Plan ahead – Be prepared
Planning is of the utmost importance for keeping yourself safe. It isn’t just as simple as checking the weather forecast to make sure you are going to be wearing the right clothes. You need to plan your route before you set off, to help you keep track of yourself on a map once cell service becomes a nonfactor. What kind of terrain are you going to be crossing? Lots of streams will mean you want to make sure you wear waterproof hiking shoes.
If you are going on a multiday hike, do you have enough food and water? Over long difficult hikes, you will probably need to drink close to a gallon of water a day. Do you have enough food and snacks to keep your energy levels up over the whole journey? Running out of food or water partway through a multi-day hike can be a disaster. You aren’t going to die from starvation, but complications from tiredness and weakness could lead to serious injury. All of this needs to be prepared before you leave.
Where is your trail taking you? If you find you are going to be hiking through bear country you will want to make sure you are prepared for that. Do you have your bear spray, airhorn, and are you yelling “Hey bear!” along the trail to keep the bears away? If not you may find yourself face to face with a grizzly bear, and that is less than ideal.
Let someone know where you are going and how long you think it will take you. This can help alert the relevant people should you go missing. This way people notice you are missing if you are one day late finishing your hike; not a week later when your boss finally gets worried enough to alert the authorities. Just give someone you trust a heads up that you are going on a hike, it will take X amount of days, and they should send help to Y place if they haven’t heard from you in X days time. It could save your life.
Know your limits
Hiking is a great way to get in shape or keep yourself in shape. But it is dangerous. Don’t push yourself too hard so that it becomes unsafe. If you only hike 8 times a year and never for more than a few hours at a time, deciding to go on a 5-day solo hike is not a good idea. Stick within your limits and you will be fine. Build up to that 5-day hike, don’t just jump right in.
Hiking is one of the best pastimes you can have. Being able to immerse yourself in nature can be truly therapeutic. But only if you keep yourself safe. Know what your limits are and stick to them. Make sure your route is planned out, and at least one person knows where you will be. If you plan, bring the right kit in your pack, and wear the correct clothes you will be perfectly safe. Remember to bring everything you take out back with you, good luck in the great outdoors.
About THE AUTHOR

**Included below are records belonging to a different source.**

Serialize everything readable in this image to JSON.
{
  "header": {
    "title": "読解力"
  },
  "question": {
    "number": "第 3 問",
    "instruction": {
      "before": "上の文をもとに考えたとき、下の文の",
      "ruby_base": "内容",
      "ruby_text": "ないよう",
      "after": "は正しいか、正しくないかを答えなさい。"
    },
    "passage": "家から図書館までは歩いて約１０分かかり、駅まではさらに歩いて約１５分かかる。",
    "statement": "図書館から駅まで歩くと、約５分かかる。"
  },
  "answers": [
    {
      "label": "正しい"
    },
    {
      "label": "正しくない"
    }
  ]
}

From a young age I was introduced to fishing, hiking, camping, snowboarding and more through family, friends, and scouting. After 20 years of learning and participating in these outdoor activities, I share what i've learned (and continue learning) with you.Read more about Scott Kimball